REQUIRED ACTION: What lines in the data hold the string "ответа"? Show them.
==== SUPPLIED RECORDS
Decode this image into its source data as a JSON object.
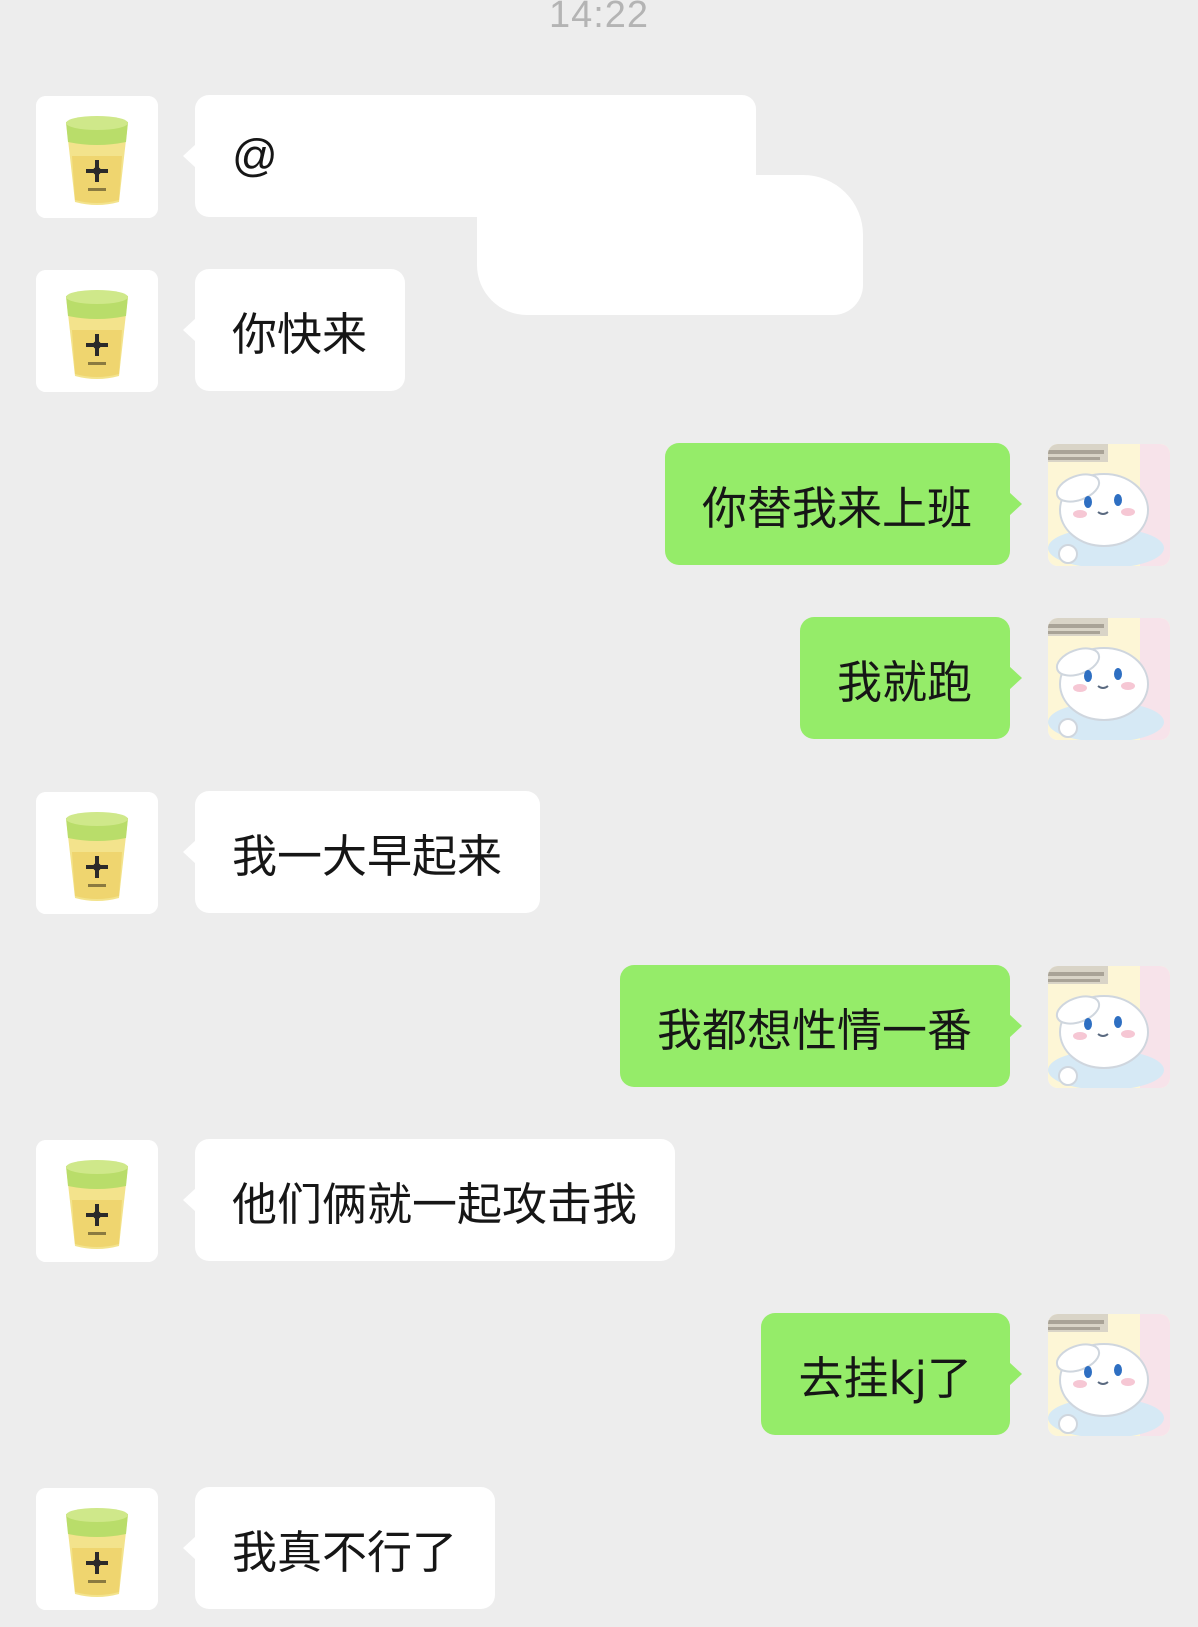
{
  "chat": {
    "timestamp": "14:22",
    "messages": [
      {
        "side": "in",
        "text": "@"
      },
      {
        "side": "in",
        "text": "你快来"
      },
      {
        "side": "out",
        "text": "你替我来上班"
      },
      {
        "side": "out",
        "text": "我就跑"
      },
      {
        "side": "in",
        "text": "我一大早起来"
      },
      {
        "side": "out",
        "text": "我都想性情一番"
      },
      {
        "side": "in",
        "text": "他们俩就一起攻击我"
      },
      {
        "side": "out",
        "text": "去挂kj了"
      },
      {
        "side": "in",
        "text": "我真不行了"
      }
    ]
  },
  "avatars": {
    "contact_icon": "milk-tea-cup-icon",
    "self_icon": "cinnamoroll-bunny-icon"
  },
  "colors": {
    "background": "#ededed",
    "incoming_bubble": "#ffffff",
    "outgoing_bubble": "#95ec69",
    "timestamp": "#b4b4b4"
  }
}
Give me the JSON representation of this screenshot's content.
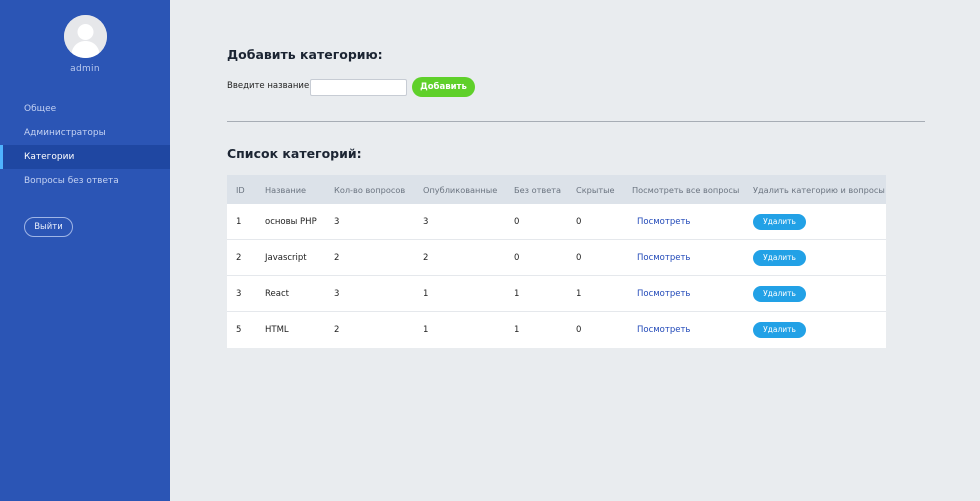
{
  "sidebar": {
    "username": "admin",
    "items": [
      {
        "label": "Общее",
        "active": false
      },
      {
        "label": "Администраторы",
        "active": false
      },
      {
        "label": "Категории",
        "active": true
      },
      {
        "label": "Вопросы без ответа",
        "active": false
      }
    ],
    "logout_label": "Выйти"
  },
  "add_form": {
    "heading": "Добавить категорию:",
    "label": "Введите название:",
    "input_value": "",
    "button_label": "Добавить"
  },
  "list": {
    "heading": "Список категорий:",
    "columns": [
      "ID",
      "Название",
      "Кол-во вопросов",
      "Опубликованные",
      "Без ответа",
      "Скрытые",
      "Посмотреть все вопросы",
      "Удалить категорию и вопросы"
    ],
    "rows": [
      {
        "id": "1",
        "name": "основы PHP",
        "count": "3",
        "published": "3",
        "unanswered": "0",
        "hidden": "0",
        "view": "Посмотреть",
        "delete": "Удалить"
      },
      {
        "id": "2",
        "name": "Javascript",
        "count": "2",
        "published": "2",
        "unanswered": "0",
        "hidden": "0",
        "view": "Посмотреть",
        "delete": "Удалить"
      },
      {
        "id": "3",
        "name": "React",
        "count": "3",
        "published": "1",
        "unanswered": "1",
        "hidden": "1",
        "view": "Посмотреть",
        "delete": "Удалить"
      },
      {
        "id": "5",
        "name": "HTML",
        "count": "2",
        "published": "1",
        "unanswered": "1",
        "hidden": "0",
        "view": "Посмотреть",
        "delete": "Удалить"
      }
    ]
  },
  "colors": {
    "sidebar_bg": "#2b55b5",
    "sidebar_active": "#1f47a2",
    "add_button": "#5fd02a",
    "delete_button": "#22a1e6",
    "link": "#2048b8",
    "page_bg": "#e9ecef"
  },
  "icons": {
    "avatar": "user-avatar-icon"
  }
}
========
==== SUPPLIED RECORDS
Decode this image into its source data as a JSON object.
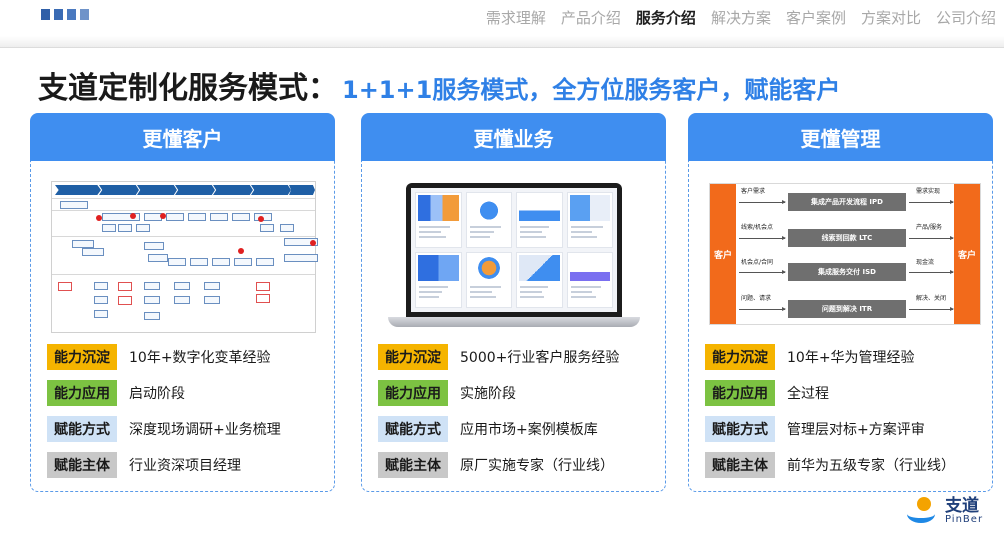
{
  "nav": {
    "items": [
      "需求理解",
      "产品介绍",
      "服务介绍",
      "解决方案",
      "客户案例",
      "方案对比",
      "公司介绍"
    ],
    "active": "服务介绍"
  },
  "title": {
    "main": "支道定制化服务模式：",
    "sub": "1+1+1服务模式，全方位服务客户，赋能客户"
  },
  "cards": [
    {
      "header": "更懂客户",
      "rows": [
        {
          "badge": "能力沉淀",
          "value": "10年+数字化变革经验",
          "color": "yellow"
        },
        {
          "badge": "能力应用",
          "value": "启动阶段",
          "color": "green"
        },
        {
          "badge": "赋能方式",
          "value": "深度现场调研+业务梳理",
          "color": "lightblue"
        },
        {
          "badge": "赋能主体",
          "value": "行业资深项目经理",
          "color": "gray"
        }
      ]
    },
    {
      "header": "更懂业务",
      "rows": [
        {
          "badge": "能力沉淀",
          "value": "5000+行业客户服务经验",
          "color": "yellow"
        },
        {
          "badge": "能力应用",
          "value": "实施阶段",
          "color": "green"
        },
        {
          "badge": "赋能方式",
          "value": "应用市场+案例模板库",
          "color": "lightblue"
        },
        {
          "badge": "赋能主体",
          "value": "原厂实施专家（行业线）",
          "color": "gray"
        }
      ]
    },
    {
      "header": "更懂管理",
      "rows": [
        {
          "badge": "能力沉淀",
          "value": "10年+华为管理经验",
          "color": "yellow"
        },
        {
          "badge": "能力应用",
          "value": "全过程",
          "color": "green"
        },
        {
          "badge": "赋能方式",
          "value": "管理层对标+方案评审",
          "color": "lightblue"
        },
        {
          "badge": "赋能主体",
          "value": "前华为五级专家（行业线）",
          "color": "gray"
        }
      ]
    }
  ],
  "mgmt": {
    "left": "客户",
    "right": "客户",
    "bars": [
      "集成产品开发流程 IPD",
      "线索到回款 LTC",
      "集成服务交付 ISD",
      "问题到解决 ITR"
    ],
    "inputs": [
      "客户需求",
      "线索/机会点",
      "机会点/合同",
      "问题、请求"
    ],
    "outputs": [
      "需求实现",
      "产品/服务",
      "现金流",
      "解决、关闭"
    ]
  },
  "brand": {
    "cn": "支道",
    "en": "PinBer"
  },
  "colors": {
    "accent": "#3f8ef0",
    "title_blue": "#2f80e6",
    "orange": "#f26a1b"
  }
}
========
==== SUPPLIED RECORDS
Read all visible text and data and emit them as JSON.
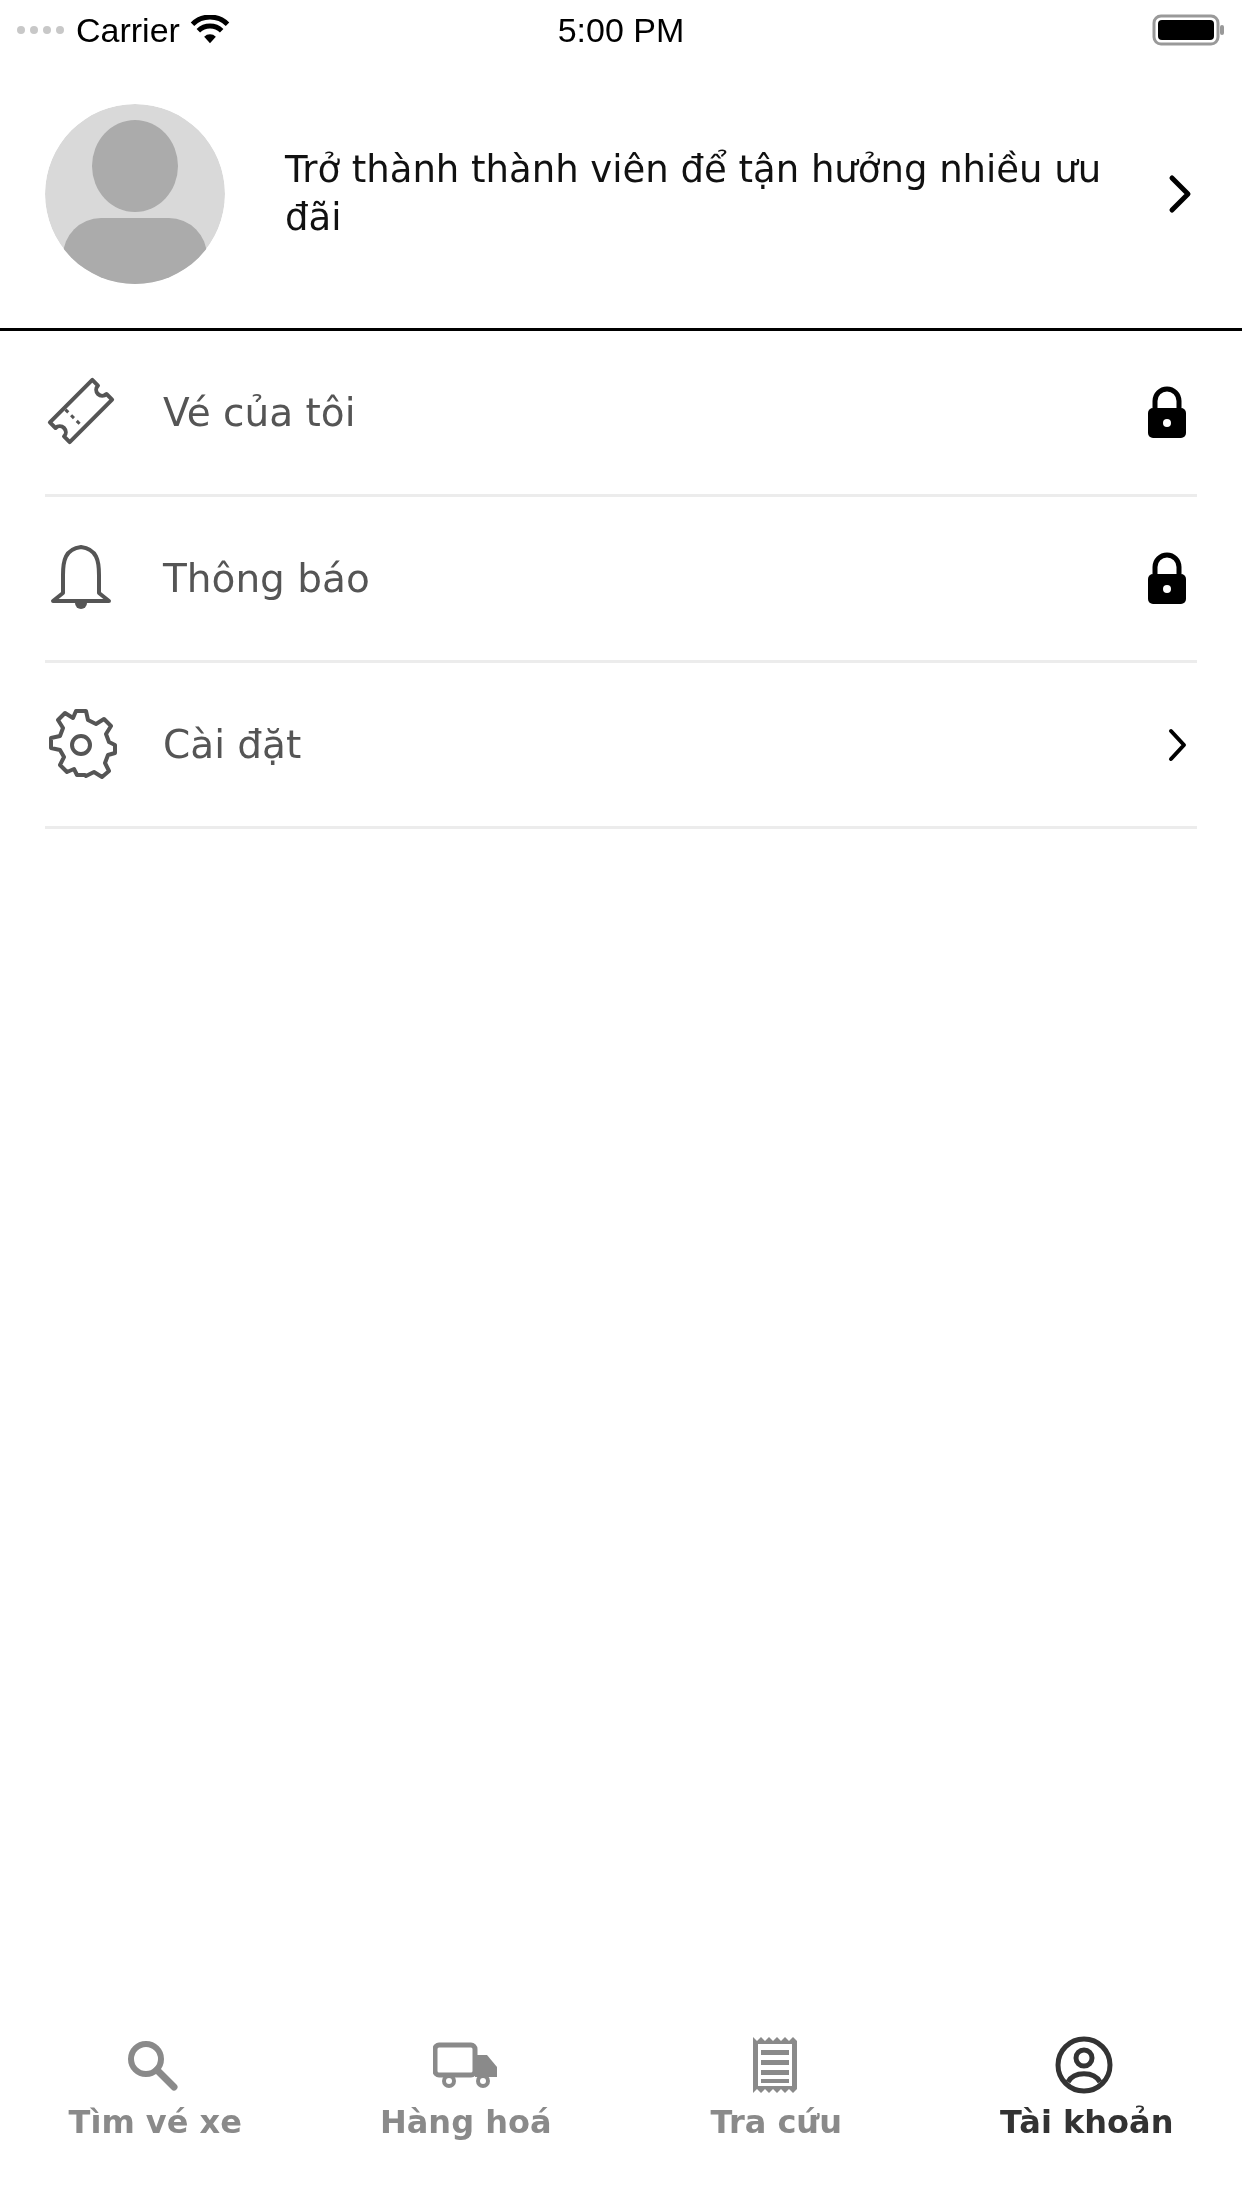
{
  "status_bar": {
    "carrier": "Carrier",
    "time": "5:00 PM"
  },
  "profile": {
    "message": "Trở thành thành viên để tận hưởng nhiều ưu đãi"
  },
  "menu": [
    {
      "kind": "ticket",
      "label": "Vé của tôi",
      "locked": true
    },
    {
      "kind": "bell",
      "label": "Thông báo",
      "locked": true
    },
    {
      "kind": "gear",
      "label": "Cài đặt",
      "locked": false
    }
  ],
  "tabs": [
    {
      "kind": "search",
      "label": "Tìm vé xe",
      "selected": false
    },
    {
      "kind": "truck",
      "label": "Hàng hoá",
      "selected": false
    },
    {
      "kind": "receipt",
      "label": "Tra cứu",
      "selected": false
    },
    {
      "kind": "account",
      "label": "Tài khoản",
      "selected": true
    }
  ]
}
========
COMPLETED TASK:
        "label": "Вопросы без ответа",
      "Без ответа",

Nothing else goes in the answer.